Kansas Gov. Sam Brownback waves to guests before delivering his State of the State address to a joint session of the Kansas Legislature in Topeka on Jan. 10, 2017. (AP Photo/Orlin Wagner)

The nightmare of Sam Brownback

The nicest thing I can say about President Trump's nomination of Kansas Gov. Sam Brownback to be our next religious freedom ambassador is that religious freedom's loss would be Kansas' gain.

Does that seem overly harsh?

It's no job recommendation that as a young U.S. Senator Brownback was, in the words of the White House announcement, "a key sponsor of the International Religious Freedom Act of 1998." That act, which established the ambassadorship, was initially a lousy piece of legislation cooked up by conservatives to embarrass the Clinton Administration.

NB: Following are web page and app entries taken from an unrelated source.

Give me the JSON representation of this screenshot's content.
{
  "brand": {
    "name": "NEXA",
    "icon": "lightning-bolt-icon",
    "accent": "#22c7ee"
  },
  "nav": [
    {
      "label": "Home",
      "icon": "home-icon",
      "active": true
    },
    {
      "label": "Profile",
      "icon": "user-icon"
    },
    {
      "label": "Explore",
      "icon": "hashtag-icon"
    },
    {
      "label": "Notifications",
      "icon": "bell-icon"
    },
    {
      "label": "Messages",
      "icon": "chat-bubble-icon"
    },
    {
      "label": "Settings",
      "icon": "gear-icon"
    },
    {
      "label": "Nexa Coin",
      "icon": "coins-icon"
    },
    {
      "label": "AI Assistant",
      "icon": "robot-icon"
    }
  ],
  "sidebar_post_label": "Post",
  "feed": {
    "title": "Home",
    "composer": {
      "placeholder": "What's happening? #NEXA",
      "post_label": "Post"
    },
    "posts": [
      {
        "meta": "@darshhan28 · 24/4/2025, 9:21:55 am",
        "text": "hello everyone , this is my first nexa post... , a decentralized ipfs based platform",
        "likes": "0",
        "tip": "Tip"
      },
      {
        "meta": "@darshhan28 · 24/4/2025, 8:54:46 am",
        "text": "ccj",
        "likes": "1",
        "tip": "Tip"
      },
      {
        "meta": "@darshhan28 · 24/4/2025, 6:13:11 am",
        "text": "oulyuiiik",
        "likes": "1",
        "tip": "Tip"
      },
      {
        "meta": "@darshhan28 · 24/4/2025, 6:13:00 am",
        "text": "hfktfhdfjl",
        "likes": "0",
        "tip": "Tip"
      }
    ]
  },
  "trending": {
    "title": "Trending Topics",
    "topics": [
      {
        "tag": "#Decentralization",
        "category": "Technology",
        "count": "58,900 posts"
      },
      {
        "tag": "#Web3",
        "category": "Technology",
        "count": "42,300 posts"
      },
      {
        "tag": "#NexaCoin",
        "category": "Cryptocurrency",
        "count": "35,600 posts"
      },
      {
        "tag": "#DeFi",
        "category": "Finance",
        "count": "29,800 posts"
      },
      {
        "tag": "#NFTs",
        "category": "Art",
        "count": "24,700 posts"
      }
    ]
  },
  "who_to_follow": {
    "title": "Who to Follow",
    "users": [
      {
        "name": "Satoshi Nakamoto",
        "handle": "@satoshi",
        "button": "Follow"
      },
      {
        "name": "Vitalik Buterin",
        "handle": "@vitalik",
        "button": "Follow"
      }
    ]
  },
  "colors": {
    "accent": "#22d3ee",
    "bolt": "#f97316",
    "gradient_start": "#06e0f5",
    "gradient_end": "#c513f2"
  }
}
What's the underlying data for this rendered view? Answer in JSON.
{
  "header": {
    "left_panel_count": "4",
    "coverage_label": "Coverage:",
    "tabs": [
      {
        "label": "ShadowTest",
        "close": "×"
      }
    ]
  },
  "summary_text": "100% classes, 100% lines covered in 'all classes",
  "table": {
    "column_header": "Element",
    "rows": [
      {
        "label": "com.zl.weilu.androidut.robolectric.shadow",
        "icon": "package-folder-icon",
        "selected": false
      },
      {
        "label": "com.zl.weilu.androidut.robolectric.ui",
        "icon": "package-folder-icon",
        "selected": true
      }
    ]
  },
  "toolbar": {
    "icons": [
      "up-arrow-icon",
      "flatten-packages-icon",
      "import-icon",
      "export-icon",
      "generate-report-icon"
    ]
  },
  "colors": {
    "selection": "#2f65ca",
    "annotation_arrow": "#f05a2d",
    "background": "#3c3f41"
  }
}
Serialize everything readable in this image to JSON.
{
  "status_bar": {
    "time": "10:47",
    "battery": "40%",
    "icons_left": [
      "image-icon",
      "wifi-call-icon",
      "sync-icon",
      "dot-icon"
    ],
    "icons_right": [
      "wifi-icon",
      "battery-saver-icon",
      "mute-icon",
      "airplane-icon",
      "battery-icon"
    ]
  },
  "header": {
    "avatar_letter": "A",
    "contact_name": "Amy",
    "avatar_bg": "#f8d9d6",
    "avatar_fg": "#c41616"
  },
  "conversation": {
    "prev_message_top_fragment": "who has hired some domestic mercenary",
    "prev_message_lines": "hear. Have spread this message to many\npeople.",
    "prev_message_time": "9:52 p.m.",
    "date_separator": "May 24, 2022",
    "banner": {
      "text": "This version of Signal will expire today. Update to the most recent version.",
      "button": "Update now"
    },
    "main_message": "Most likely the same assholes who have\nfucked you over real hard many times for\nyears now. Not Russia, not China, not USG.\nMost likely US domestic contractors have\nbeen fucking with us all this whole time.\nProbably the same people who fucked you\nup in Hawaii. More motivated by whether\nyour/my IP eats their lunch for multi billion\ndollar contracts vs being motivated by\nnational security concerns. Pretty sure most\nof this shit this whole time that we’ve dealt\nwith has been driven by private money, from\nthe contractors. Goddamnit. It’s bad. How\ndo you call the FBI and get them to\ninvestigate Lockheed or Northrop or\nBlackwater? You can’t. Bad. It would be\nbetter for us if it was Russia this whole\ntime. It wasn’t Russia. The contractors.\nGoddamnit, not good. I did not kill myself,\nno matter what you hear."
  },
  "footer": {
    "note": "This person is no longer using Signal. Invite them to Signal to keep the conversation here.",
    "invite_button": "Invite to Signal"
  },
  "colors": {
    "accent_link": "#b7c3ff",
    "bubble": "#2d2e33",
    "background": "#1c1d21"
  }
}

Only when a group of young Senate staffers sat down with Administration officials and completely rewrote the bill did it achieve a measure of respectability. Once their work was done, it sailed through both houses of Congress without the sponsors having to lift a finger. (For an inside account at what happened, see here.)

In the years since, the ambassadorship has been held by a series of political appointees with widely varying degrees of international and diplomatic experience. All have found the job frustrating, to say the least.

Making headway requires exquisite political skills, for dealing with an entrenched State Department bureaucracy, both sides of the congressional aisle, and foreign governments that do not hear criticism of their treatment of religious minorities and dissidents gladly. And that's in a presidential administration where foreign policy is functioning normally.

When it comes to political skills, Brownback is, as Winston Churchill said of John Foster Dulles, "a bull who carries a china shop with him." The Republican governor of an overwhelmingly Republican state, he has managed to make himself the most unpopular governor in the country through pig-headed dedication to anti-tax policies. This year, the overwhelmingly Republican legislature rejected the policies over his veto.

He possesses a self-righteousness -- or perhaps messianism -- that's encapsulated in his oft-repeated assertion that "what I hope to get the most right is to be a positive contributor to their soul."

"This is the guy that’s going to stop religious persecution around the world?" asks a former State Department official.

The appointment of Barack Obama's first religious freedom ambassador, Suzan Johnson Cook, was held up for a year when a Republican senator put a hold on her nomination. The best way for the U.S. to advance religious freedom around the world now would be for a Democratic senator to do the same for Brownback's.